Fair access for students scheme wins national award
February 20, 2019 | Bronte Reilly
An admissions scheme that helps widen access to the University has won an award for greatest student impact.
Access to Leeds guarantees special consideration for students whose circumstances may affect their ability to demonstrate talent through exam grades alone.
The scheme is the largest of its kind in the UK and has helped almost 6,000 students since it began in 2003.
It won at last night’s inaugural Student Social Mobility Awards, which are supported by the Social Mobility Commission, after being nominated by final year student Melanie Graves, who came to the University through the scheme.
“Studying Linguistics at Leeds is a dream come true,” said Melanie. “I’ve always loved learning and I’m fascinated by how language works.”
“My mother came to the UK from Spain on her own when she was 21 and learnt to speak English from scratch with no formal teaching. I wanted to understand the biological mechanisms behind language learning.”
Melanie’s personal situation made it challenging for her to attend sixth form college straight after leaving school, but once there she was alerted to Access to Leeds by a mentor.
“It made me feel that someone cared and that someone wanted people like me to progress,” she added.
Louise Banahene, Head of Educational Engagement at the University of Leeds, said:
“We are very proud to win this award and very grateful to Melanie for nominating us.
“Our scheme helps high achieving students to access the University. Research shows that Russell Group universities are sometimes perceived as elite and difficult to access – this scheme is one of the ways in which we try to address that.
“We are also very aware that the journey for these students does not stop once they get to university. We continue to engage with students whilst they are on-course to ease transition, develop their networks and provide opportunities to enhance employability.”
How the scheme works
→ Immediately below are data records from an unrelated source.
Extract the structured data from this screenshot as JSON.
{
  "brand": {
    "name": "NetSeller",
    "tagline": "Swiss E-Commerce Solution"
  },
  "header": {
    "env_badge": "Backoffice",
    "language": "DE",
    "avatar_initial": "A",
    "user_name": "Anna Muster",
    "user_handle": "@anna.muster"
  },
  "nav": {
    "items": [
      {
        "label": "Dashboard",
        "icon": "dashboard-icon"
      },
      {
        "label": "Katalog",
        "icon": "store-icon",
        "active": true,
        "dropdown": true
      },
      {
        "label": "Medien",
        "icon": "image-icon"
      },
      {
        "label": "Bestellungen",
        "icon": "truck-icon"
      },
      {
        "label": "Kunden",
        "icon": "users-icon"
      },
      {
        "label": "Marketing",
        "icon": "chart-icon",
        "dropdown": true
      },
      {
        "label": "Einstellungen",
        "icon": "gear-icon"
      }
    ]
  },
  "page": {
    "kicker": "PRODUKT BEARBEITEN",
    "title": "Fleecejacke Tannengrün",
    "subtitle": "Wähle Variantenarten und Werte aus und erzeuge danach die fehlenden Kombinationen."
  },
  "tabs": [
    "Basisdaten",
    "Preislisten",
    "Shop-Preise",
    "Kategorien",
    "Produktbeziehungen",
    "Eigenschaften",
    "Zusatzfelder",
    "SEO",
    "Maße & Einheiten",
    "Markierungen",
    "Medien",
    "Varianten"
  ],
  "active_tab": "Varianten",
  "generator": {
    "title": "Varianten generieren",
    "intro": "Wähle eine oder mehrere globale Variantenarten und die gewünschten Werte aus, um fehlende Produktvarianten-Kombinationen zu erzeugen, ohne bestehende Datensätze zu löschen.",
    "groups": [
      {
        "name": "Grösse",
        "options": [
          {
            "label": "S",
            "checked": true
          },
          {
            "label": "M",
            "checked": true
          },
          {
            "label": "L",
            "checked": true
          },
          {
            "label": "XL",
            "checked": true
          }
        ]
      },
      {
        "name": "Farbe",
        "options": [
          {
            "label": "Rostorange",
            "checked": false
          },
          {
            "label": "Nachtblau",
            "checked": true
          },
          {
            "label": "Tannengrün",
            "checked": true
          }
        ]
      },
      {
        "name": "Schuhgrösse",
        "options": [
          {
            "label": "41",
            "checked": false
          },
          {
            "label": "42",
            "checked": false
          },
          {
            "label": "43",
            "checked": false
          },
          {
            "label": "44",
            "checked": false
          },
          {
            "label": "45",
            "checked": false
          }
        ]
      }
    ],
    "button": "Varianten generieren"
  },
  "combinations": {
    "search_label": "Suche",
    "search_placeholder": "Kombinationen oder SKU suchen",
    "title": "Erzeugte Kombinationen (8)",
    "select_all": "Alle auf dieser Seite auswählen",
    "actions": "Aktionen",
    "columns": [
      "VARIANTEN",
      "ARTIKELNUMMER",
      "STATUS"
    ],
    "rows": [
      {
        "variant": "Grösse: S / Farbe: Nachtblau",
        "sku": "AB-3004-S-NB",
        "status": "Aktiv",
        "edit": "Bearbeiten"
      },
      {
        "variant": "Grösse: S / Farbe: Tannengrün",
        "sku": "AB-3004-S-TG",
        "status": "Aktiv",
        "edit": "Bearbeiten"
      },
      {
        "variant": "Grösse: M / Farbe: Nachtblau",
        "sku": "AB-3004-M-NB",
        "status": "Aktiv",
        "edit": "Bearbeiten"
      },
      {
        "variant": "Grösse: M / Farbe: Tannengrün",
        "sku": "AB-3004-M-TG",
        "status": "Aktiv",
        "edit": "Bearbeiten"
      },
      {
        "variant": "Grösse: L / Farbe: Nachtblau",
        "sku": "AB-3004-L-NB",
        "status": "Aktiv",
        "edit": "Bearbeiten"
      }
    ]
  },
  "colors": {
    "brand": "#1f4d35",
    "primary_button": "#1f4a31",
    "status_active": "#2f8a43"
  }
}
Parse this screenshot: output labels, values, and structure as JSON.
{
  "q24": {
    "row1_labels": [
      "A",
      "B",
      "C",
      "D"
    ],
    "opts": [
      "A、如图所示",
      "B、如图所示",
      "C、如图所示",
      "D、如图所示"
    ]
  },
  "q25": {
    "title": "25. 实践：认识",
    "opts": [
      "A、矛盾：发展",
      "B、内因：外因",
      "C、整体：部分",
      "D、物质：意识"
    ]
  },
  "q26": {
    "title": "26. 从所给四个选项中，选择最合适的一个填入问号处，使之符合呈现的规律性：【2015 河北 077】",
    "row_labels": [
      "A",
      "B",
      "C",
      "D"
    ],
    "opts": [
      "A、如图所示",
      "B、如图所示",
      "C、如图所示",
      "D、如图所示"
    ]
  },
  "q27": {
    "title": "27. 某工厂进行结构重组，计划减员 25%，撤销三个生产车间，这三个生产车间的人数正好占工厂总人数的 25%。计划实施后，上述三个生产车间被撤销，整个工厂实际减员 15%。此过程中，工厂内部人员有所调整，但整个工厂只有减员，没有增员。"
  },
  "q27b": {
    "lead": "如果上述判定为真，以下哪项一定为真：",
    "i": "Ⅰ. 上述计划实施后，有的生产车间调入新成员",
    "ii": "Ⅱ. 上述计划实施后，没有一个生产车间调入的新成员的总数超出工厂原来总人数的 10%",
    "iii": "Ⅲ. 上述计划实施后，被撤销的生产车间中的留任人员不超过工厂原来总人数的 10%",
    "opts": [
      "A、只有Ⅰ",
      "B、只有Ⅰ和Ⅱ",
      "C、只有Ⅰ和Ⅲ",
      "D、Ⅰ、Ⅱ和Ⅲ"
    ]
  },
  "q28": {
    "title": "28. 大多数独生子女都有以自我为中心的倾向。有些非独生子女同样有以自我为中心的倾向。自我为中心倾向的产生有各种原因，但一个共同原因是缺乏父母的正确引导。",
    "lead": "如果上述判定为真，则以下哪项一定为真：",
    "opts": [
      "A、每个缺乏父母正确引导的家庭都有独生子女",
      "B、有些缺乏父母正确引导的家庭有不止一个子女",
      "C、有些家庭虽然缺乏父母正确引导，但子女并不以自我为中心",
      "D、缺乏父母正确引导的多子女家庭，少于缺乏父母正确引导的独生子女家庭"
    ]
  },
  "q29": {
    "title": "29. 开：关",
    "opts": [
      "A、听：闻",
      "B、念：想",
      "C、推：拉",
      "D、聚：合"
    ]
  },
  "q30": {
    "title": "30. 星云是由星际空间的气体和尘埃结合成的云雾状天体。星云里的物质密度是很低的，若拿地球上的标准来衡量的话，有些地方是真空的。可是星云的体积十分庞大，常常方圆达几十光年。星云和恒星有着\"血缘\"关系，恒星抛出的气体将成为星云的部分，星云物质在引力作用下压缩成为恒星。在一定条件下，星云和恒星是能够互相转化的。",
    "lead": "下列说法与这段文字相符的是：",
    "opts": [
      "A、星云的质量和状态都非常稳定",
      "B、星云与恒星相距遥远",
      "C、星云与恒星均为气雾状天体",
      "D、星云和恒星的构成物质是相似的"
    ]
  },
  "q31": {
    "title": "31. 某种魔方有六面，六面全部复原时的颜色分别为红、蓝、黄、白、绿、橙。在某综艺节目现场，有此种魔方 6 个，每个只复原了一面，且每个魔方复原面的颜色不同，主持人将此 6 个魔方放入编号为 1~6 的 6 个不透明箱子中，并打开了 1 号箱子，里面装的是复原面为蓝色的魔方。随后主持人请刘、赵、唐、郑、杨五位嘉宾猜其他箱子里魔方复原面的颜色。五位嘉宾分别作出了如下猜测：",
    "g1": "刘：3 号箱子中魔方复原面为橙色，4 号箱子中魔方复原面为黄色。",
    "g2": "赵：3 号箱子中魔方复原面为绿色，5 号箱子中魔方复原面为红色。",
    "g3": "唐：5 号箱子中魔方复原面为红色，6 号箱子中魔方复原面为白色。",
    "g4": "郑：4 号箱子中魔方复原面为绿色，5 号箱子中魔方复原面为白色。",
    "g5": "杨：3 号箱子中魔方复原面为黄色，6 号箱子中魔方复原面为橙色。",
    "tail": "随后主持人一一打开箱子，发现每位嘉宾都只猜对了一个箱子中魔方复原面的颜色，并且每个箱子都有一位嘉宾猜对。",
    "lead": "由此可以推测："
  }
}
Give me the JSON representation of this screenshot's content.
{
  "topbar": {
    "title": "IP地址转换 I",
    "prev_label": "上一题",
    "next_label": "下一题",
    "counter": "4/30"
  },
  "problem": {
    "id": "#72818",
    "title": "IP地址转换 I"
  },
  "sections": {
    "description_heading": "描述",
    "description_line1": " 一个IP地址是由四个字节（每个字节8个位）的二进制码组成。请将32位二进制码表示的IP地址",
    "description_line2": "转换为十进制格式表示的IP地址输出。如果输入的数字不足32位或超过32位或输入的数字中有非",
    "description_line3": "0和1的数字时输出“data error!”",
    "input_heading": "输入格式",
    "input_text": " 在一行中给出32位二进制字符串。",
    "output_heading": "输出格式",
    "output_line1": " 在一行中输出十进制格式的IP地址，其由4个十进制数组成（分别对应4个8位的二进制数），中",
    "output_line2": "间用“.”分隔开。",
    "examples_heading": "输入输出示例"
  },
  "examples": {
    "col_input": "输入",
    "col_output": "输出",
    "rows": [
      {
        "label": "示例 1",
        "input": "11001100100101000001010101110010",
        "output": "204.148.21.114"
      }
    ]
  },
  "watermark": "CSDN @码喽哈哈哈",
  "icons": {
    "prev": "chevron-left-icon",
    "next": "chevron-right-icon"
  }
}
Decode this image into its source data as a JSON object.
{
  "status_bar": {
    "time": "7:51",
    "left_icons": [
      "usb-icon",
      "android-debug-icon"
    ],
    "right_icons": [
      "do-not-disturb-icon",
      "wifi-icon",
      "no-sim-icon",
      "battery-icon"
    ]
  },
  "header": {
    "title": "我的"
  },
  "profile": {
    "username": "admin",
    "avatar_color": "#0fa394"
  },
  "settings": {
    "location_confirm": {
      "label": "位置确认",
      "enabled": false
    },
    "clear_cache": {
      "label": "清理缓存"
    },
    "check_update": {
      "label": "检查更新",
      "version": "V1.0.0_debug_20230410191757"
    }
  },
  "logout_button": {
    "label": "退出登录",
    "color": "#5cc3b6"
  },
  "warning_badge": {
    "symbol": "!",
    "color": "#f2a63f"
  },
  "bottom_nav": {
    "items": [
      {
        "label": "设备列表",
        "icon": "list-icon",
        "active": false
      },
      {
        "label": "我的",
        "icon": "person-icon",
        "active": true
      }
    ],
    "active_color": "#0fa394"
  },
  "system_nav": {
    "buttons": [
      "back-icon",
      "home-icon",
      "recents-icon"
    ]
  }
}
Access to Leeds takes into account “extra” factors such as household income, the level of awareness of higher education within family and community networks, and any disruption to study applicants may have experienced.
Central to the scheme is the pre-entry module, delivered via distance learning and designed to help students make the transition to university life by building familiarity and a sense of belonging.
On successful completion of the module, applicants receive a slightly lower A-level grade offer for their chosen course, easing the level of risk that prospective students may feel they are taking by choosing a Russell Group institution.
They get early access to university systems and libraries, tuition from subject-specific academic tutors, guidance on skills expected for undergraduate study, pastoral support, and visits to campus for events.
Leeds’ research shows that participation in the pre-entry module contributes to students remaining on their course, and that more than three quarters of former participants graduating in the last four years achieved a first or 2:1.
Student Social Mobility Awards
The awards, announced at the House of Lords by Baroness Helena Kennedy QC, showcase the achievements of undergraduates from lower socio-economic backgrounds from across the UK.
They recognise students who have excelled in their studies and beyond, and shown great potential to excel as they launch their careers.
The awards are organised by upReach, a charity that helps young people achieve their career potential by providing an intensive programme of support that addresses socio-economic barriers to employment.